Lots of erotic and powerful, elemental, sexy descriptions in there. One angel, Samael, was even referred to as the “seducer.” Thomas Aquinas expanded this account of the seraphim in Summa Theologiae, describing them as boasting an “inextinguishable light,” which allows them to enlighten others, “rousing them to a like fervor, and cleansing them wholly by their heat.”

Such passages point toward the literary trope associating angels with romantic yearning, particularly for the unattainable. (For what are angels if not flighty?) Lusty Byron poems, like “Don Juan,” focused on desirability of angels; he describes a woman, supported by her guardian angel, “perfect past all parallel — of any modern female saint’s comparison.” Herman Melville compared art to an angel that one must “wrestle”;  similarly, Ralph Waldo Emerson’s “Uriel” uses an angel as a symbol for heated internal struggle. Edgar Allen Poe’s “Israfel” paints the angel as an enticingly excellent musician, so that even “the enamored moon blushes with love.”

But the conventional divide between pure, chaste women and impure, sexual women complicated the angel metaphor. Poet Coventry Patmore originated the trope of the “Angel in House.” This Angel is a kindly, sympathetic, passive, graceful, giving, and pure wife, as exemplified in Patmore’s 1854 poem. Virginia Woolf called this type of angel a dangerous “phantom.” She wrote that “Killing the Angel in the House was part of the occupation of a woman writer.” She continues:

Had I not killed her she would have killed me. She would have plucked the heart out of my writing. Thus, whenever I felt the shadow of her wing or the radiance of her halo upon my page, I took up the inkpot and flung it at her. She died hard. Her fictitious nature was of great assistance to her. It is far harder to kill a phantom than a reality.

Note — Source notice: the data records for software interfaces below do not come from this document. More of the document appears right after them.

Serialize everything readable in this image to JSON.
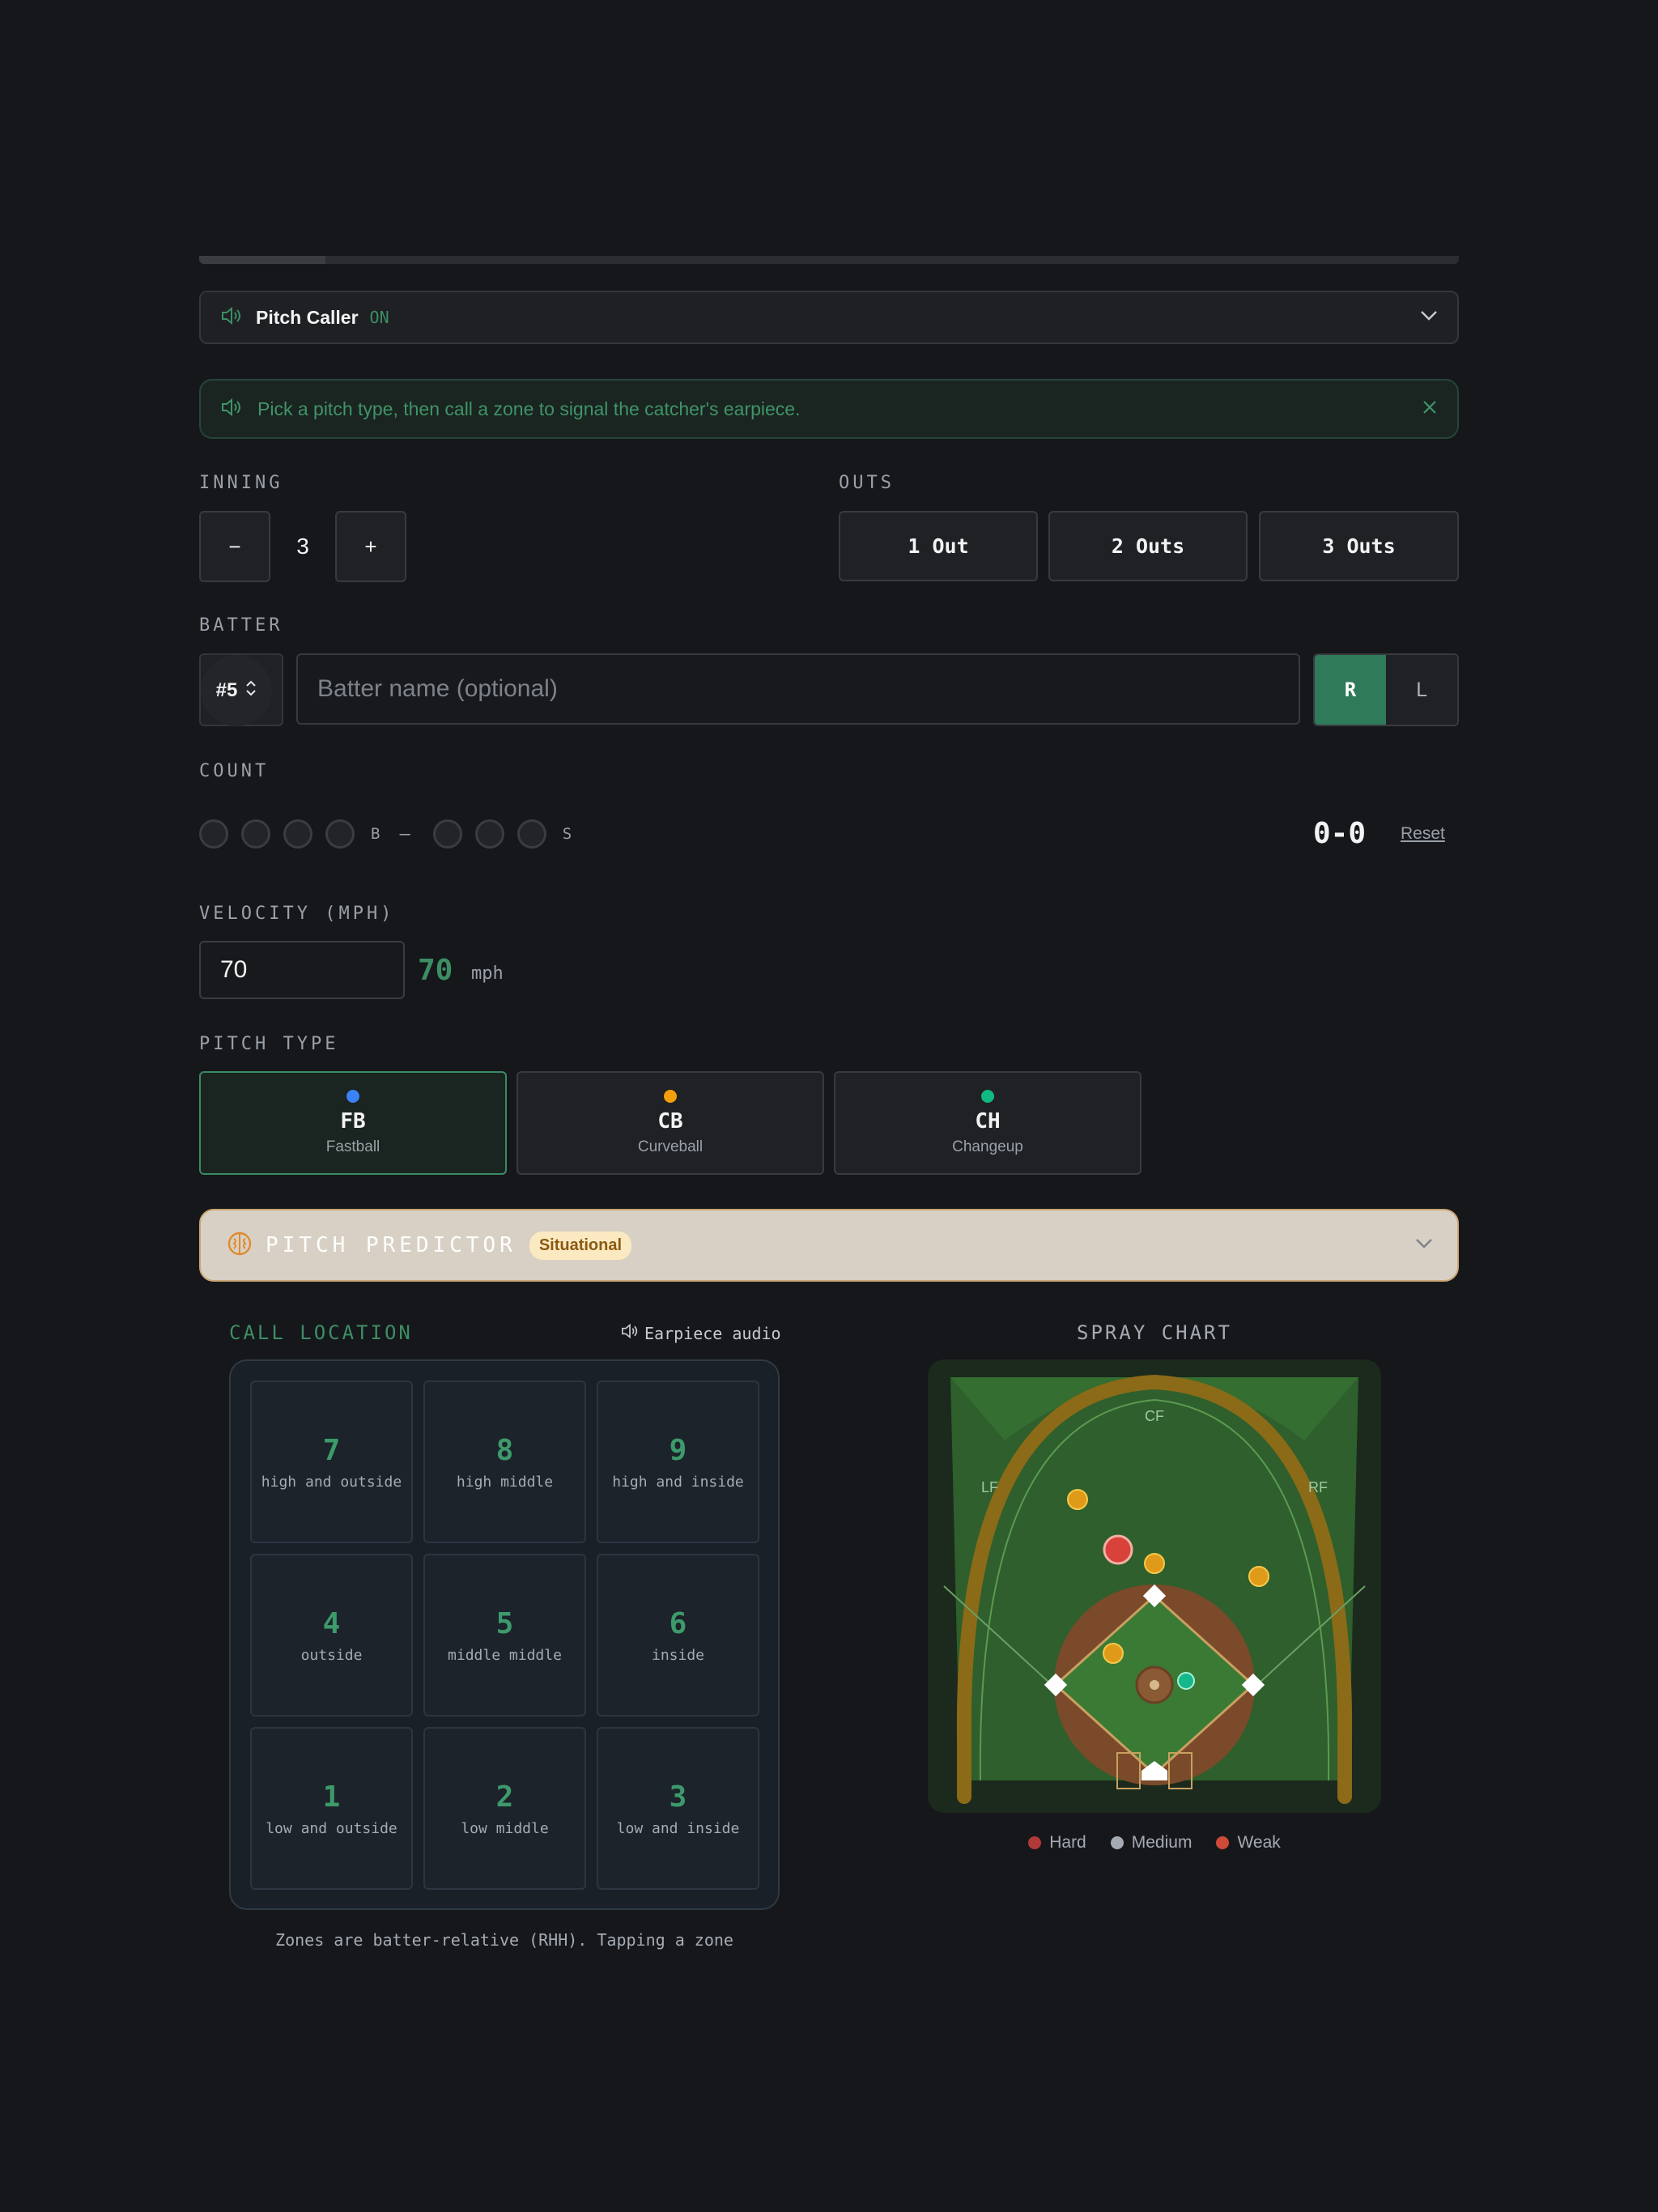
{
  "progress": {
    "fraction": 0.1
  },
  "pitch_caller": {
    "title": "Pitch Caller",
    "status": "ON",
    "icon": "speaker-icon"
  },
  "tip": {
    "text": "Pick a pitch type, then call a zone to signal the catcher's earpiece."
  },
  "inning": {
    "label": "INNING",
    "value": "3",
    "minus": "−",
    "plus": "+"
  },
  "outs": {
    "label": "OUTS",
    "options": [
      "1 Out",
      "2 Outs",
      "3 Outs"
    ]
  },
  "batter": {
    "label": "BATTER",
    "number": "#5",
    "name_placeholder": "Batter name (optional)",
    "hands": [
      "R",
      "L"
    ],
    "selected_hand": "R"
  },
  "count": {
    "label": "COUNT",
    "balls_label": "B",
    "separator": "–",
    "strikes_label": "S",
    "display": "0-0",
    "reset": "Reset",
    "balls": 0,
    "strikes": 0
  },
  "velocity": {
    "label": "VELOCITY (MPH)",
    "input": "70",
    "display": "70",
    "unit": "mph"
  },
  "pitch_type": {
    "label": "PITCH TYPE",
    "options": [
      {
        "abbr": "FB",
        "name": "Fastball",
        "color": "#3b82f6"
      },
      {
        "abbr": "CB",
        "name": "Curveball",
        "color": "#f59e0b"
      },
      {
        "abbr": "CH",
        "name": "Changeup",
        "color": "#10b981"
      }
    ],
    "selected": "FB"
  },
  "predictor": {
    "title": "PITCH PREDICTOR",
    "badge": "Situational"
  },
  "call_location": {
    "label": "CALL LOCATION",
    "audio": "Earpiece audio",
    "zones": [
      {
        "n": "7",
        "d": "high and outside"
      },
      {
        "n": "8",
        "d": "high middle"
      },
      {
        "n": "9",
        "d": "high and inside"
      },
      {
        "n": "4",
        "d": "outside"
      },
      {
        "n": "5",
        "d": "middle middle"
      },
      {
        "n": "6",
        "d": "inside"
      },
      {
        "n": "1",
        "d": "low and outside"
      },
      {
        "n": "2",
        "d": "low middle"
      },
      {
        "n": "3",
        "d": "low and inside"
      }
    ],
    "footer": "Zones are batter-relative (RHH). Tapping a zone"
  },
  "spray_chart": {
    "label": "SPRAY CHART",
    "field_labels": {
      "lf": "LF",
      "cf": "CF",
      "rf": "RF"
    },
    "legend": [
      {
        "name": "Hard",
        "color": "#b03a3a"
      },
      {
        "name": "Medium",
        "color": "#a5abb3"
      },
      {
        "name": "Weak",
        "color": "#d04a3a"
      }
    ]
  }
}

The Victoria’s Secret winged being is as far removed from the Angel in House as it is from an androgynous Van Ecyk portrait — yet both House Angels and Runway Angels embody an impossible ideal, and their very impossibility makes them powerful.

As luck would have it, there are many women writers about to fling inkpots at their wing shadows.

Victoria’s Secret Angels: A Historical Approach